Central Bank slashes growth forecasts
THE Central Bank has more than halved forecasts for the country's economic growth.
In a dramatic reassessment, the bank has slashed its predictions from 1.8pc to just 0.5pc for 2012 amid falling demand from consumers at home and for exports.
"Uncertainty remains high, however, and a wide range of outcomes is possible, including one in which the domestic economy is held back by weaker external demand for a longer than expected time," the bank said.
The Central Bank said the significant revision in forecasts was mainly down to the weaker short-term prospects for external demand.
The quarterly review and forecasts warned that Gross Domestic Product, the value of all goods and services, will fall to 0.5pc - down from 0.8pc last year - before increasing to 2.1pc in 2013.
The figure for this year matches the assessment of the International Monetary Fund, European Central Bank and European Commission following their latest review of the country's bailout programme.
The Central Bank previously forecasted 1.8pc growth for 2012 in its October bulletin and 2.1pc in July last year.
The first review of 2012 said that recovery in external demand will kick in from the second half of this year, alongside a gradual stabilisation in the domestic economy.
Taoiseach Enda Kenny said the Government's real priority is jobs and an action plan to ease unemployment would be published in the next fortnight.
"The Government's growth figures are median figures and we are prepared to stand by those," Mr Kenny said.

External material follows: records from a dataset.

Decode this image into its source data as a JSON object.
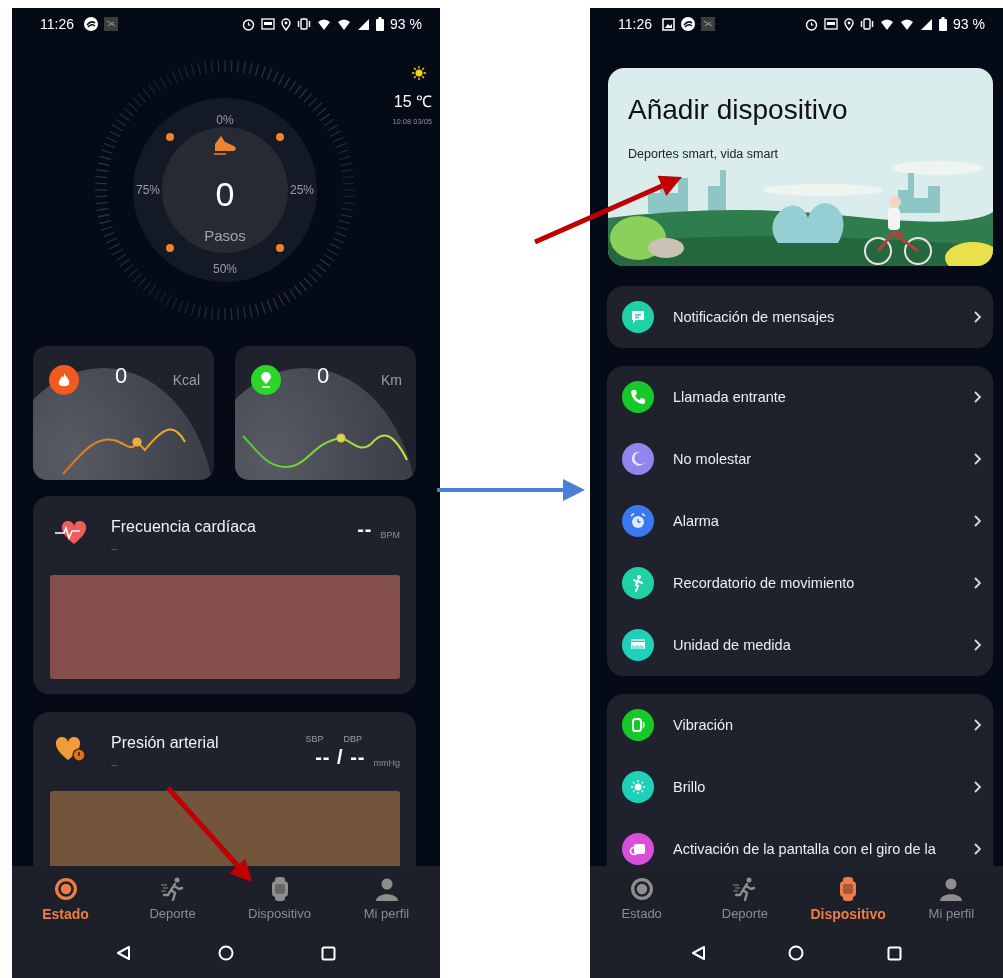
{
  "status_screen": {
    "status_bar": {
      "time": "11:26",
      "battery": "93 %"
    },
    "weather": {
      "temperature": "15 ℃",
      "updated": "10:08 03/05"
    },
    "steps": {
      "value": "0",
      "label": "Pasos",
      "marks": [
        "0%",
        "25%",
        "50%",
        "75%"
      ]
    },
    "summary_cards": [
      {
        "value": "0",
        "unit": "Kcal",
        "color": "#f05a1e"
      },
      {
        "value": "0",
        "unit": "Km",
        "color": "#2bd62b"
      }
    ],
    "health_cards": [
      {
        "kind": "single",
        "title": "Frecuencia cardíaca",
        "subtitle": "--",
        "value": "--",
        "unit": "BPM",
        "color": "#844f4a"
      },
      {
        "kind": "pair",
        "title": "Presión arterial",
        "subtitle": "--",
        "labels": [
          "SBP",
          "DBP"
        ],
        "value": "-- / --",
        "unit": "mmHg",
        "color": "#73553b"
      }
    ],
    "tab_bar": [
      {
        "label": "Estado",
        "selected": true
      },
      {
        "label": "Deporte",
        "selected": false
      },
      {
        "label": "Dispositivo",
        "selected": false
      },
      {
        "label": "Mi perfil",
        "selected": false
      }
    ]
  },
  "device_screen": {
    "status_bar": {
      "time": "11:26",
      "battery": "93 %"
    },
    "banner": {
      "title": "Añadir dispositivo",
      "subtitle": "Deportes smart, vida smart"
    },
    "setting_groups": [
      {
        "items": [
          {
            "label": "Notificación de mensajes",
            "color": "#1fd1a5"
          }
        ]
      },
      {
        "items": [
          {
            "label": "Llamada entrante",
            "color": "#16c928"
          },
          {
            "label": "No molestar",
            "color": "#8f86f0"
          },
          {
            "label": "Alarma",
            "color": "#3a78f0"
          },
          {
            "label": "Recordatorio de movimiento",
            "color": "#1fd1a5"
          },
          {
            "label": "Unidad de medida",
            "color": "#1fd1b8"
          }
        ]
      },
      {
        "items": [
          {
            "label": "Vibración",
            "color": "#16c928"
          },
          {
            "label": "Brillo",
            "color": "#1fd1b8"
          },
          {
            "label": "Activación de la pantalla con el giro de la",
            "color": "#d94fd9"
          }
        ]
      }
    ],
    "tab_bar": [
      {
        "label": "Estado",
        "selected": false
      },
      {
        "label": "Deporte",
        "selected": false
      },
      {
        "label": "Dispositivo",
        "selected": true
      },
      {
        "label": "Mi perfil",
        "selected": false
      }
    ]
  },
  "annotations": [
    {
      "kind": "arrow",
      "color": "#c00000"
    },
    {
      "kind": "arrow",
      "color": "#4a7fd4"
    },
    {
      "kind": "arrow",
      "color": "#c00000"
    }
  ]
}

"(It is) very difficult for anybody to determine what the final growth figure might be but the Government have set out their figures and we stand by that."